## [Your goal]
The expected answer is a copy of every line in the listing that has the word "Found".

[Start of section]

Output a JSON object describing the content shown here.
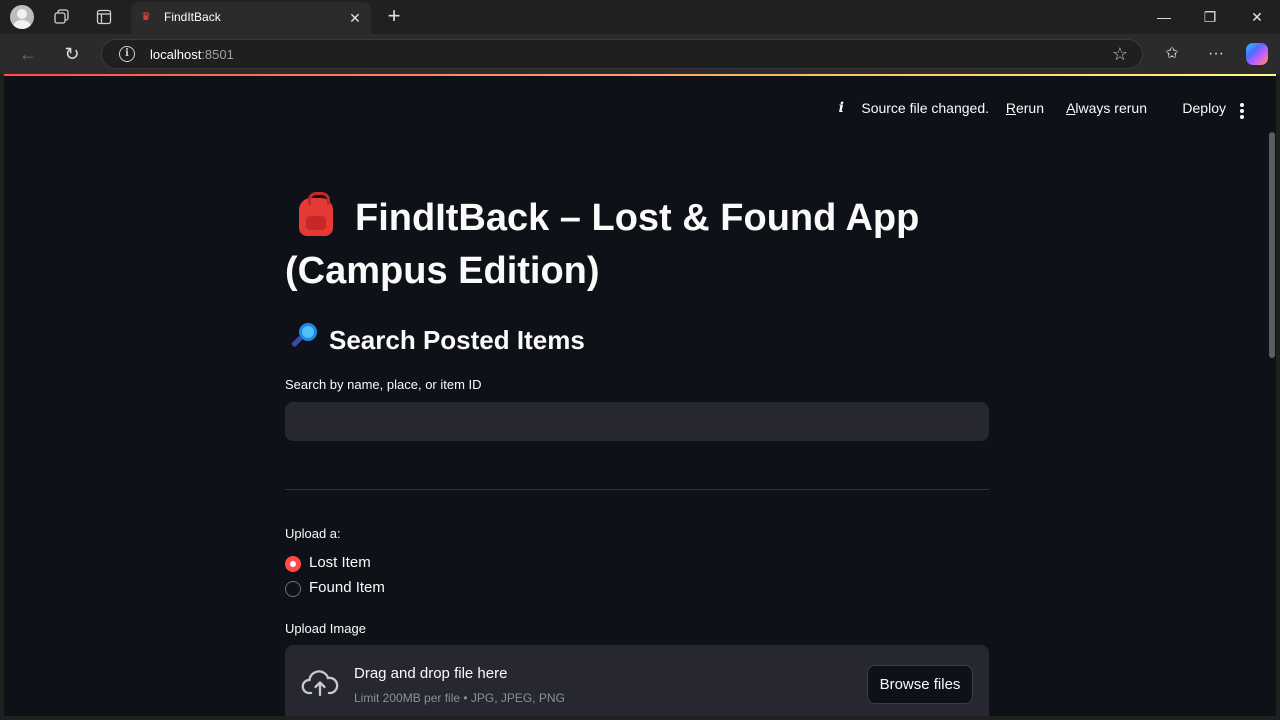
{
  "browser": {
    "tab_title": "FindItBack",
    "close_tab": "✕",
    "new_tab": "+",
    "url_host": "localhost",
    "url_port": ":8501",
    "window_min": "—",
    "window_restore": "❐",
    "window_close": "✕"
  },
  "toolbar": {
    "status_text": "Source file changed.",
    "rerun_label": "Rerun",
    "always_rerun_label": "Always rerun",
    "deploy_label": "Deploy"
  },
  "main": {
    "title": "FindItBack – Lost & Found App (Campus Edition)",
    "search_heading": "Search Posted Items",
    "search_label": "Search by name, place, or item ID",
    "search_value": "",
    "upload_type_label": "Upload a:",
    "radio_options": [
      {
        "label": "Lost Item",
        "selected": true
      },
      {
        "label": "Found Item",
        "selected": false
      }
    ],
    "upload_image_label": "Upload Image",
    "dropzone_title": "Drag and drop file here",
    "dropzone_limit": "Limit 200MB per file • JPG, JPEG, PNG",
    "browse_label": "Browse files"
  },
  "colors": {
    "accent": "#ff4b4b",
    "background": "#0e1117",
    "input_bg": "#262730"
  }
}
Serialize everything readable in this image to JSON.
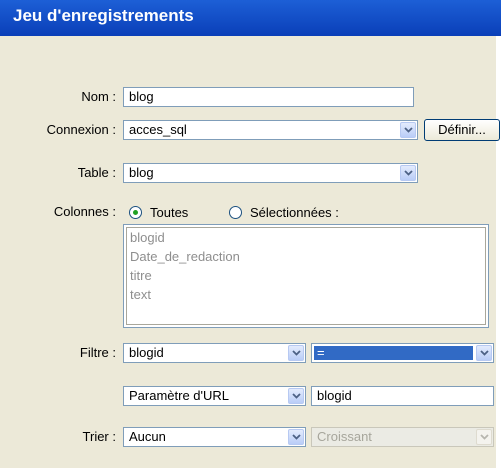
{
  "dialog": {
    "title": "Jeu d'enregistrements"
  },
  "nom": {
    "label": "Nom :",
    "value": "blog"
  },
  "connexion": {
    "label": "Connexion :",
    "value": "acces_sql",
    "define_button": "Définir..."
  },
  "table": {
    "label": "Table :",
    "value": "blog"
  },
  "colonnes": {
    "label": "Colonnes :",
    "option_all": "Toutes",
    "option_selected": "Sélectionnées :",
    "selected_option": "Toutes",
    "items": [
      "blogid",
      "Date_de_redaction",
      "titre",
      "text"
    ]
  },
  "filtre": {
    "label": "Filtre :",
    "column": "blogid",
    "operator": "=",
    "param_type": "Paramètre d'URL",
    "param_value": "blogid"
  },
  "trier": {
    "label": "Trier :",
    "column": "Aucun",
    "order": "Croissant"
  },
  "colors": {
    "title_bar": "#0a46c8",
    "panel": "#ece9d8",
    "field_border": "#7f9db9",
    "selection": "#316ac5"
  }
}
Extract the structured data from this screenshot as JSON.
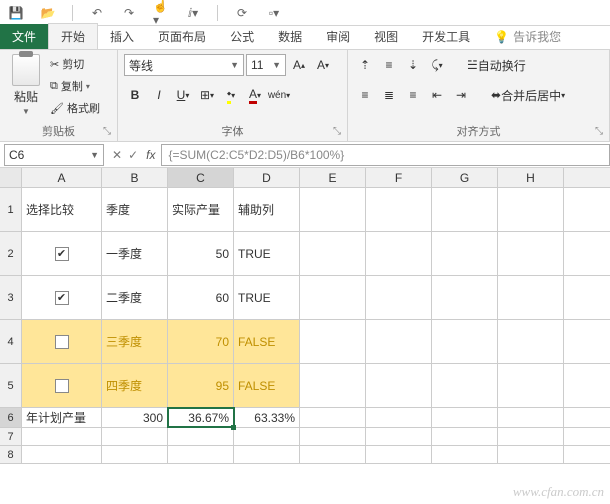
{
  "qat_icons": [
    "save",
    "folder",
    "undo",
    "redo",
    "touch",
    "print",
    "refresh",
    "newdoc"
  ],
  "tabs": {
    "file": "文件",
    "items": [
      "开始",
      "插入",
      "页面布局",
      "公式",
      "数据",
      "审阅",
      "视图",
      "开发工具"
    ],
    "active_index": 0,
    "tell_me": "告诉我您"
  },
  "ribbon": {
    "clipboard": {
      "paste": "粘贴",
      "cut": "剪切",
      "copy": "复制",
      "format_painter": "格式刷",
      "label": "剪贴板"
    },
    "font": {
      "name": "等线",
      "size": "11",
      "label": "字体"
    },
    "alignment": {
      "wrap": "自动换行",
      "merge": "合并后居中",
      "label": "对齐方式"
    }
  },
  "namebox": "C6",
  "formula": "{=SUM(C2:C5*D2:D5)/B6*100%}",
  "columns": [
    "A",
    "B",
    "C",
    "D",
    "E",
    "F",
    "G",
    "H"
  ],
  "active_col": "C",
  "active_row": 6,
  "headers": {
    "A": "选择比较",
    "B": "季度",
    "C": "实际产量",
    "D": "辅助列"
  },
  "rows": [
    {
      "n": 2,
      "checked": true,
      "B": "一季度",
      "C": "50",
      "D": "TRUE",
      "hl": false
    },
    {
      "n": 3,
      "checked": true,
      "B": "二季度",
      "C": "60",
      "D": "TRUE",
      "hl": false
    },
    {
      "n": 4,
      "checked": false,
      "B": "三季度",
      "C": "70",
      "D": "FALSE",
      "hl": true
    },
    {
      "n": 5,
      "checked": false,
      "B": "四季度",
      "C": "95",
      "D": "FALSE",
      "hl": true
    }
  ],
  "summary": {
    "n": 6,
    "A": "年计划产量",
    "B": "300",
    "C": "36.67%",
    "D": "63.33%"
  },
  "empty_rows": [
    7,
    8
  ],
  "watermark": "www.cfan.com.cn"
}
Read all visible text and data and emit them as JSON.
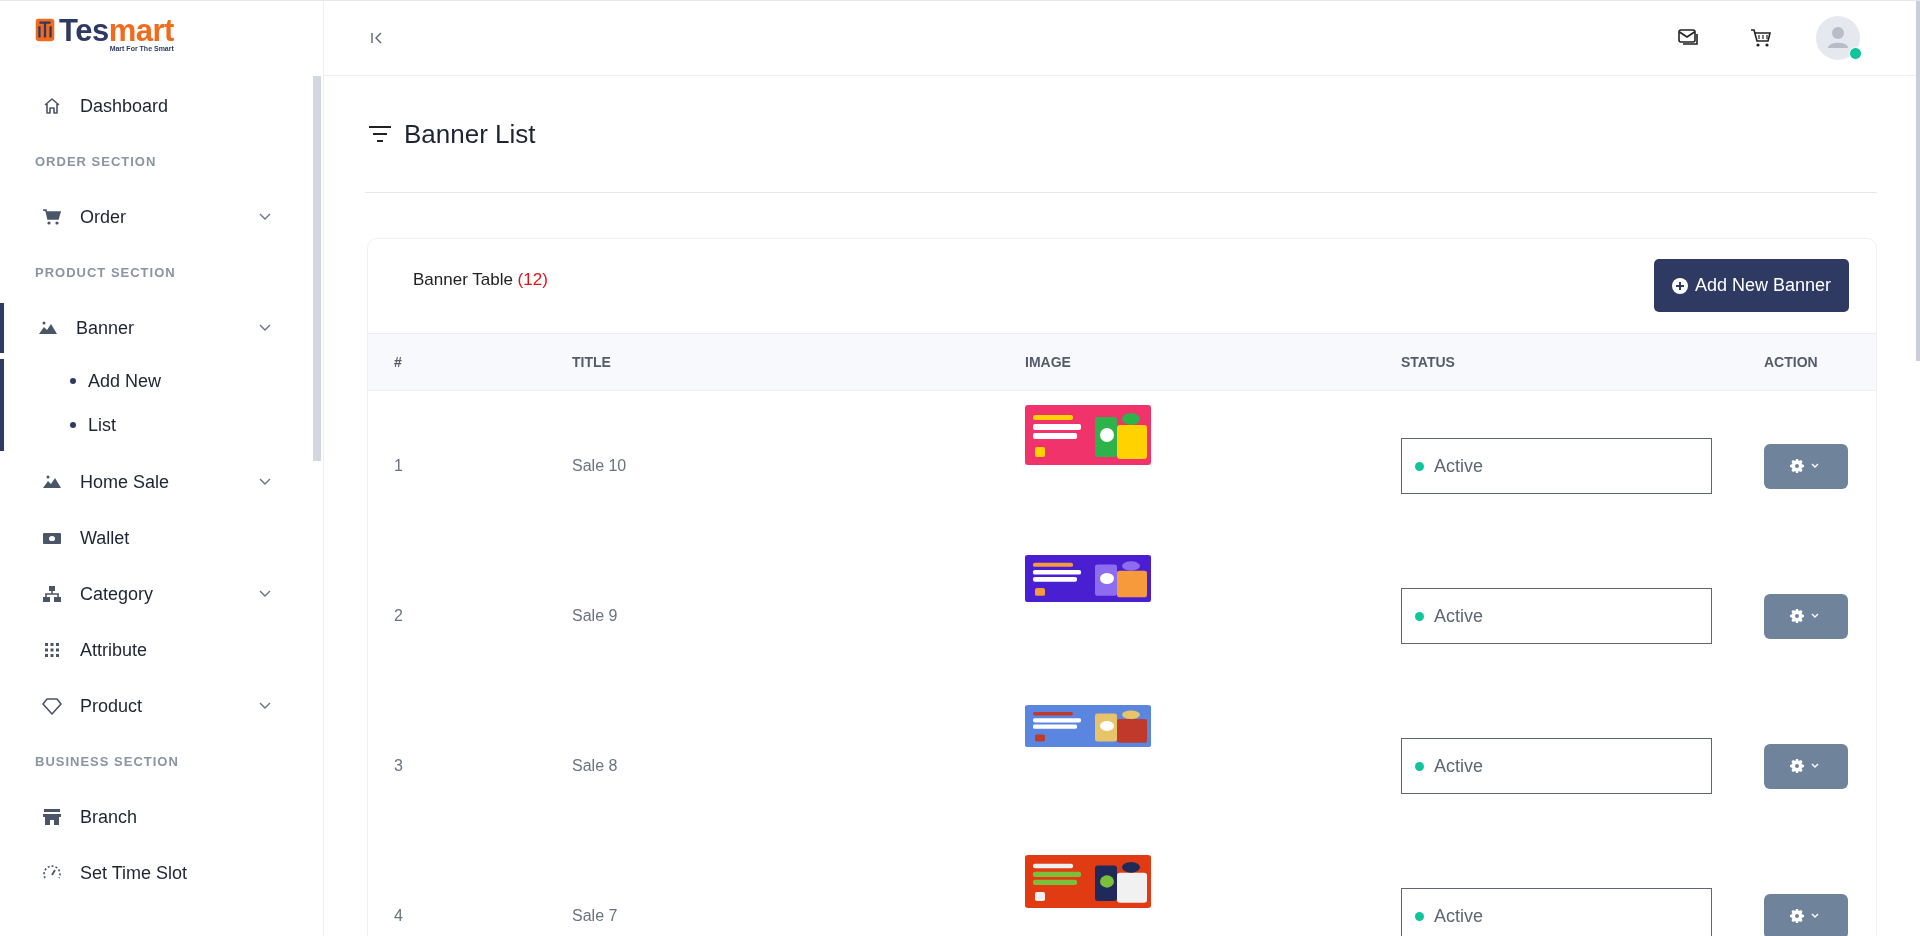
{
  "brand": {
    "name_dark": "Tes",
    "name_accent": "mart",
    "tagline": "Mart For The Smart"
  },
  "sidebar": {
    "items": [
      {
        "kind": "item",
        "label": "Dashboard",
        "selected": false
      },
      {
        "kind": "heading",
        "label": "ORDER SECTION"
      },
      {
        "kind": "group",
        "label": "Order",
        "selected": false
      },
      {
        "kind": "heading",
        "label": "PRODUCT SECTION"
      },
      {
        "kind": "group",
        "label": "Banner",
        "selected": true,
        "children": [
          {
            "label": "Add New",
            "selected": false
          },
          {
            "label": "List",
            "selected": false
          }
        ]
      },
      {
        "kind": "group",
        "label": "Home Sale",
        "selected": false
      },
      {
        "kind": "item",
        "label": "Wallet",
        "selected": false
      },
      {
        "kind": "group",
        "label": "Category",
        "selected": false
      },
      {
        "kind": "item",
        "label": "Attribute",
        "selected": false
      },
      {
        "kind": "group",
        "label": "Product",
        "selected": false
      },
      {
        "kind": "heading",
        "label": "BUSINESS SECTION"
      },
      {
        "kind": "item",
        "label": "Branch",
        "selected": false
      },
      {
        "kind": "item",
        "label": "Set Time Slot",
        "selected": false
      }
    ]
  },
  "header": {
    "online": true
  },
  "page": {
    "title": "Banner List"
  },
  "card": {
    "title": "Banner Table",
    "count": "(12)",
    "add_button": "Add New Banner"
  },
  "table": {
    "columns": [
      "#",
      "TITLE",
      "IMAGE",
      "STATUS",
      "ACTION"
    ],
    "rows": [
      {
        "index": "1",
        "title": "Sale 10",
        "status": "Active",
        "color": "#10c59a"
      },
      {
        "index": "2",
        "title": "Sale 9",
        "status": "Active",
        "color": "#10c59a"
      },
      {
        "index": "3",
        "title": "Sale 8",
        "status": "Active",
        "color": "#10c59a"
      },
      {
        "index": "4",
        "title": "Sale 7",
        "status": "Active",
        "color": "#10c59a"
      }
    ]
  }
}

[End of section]

## [Response box]
    "title": "FindItBack – Lost & Found App (Campus Edition)",
        "label": "Found Item",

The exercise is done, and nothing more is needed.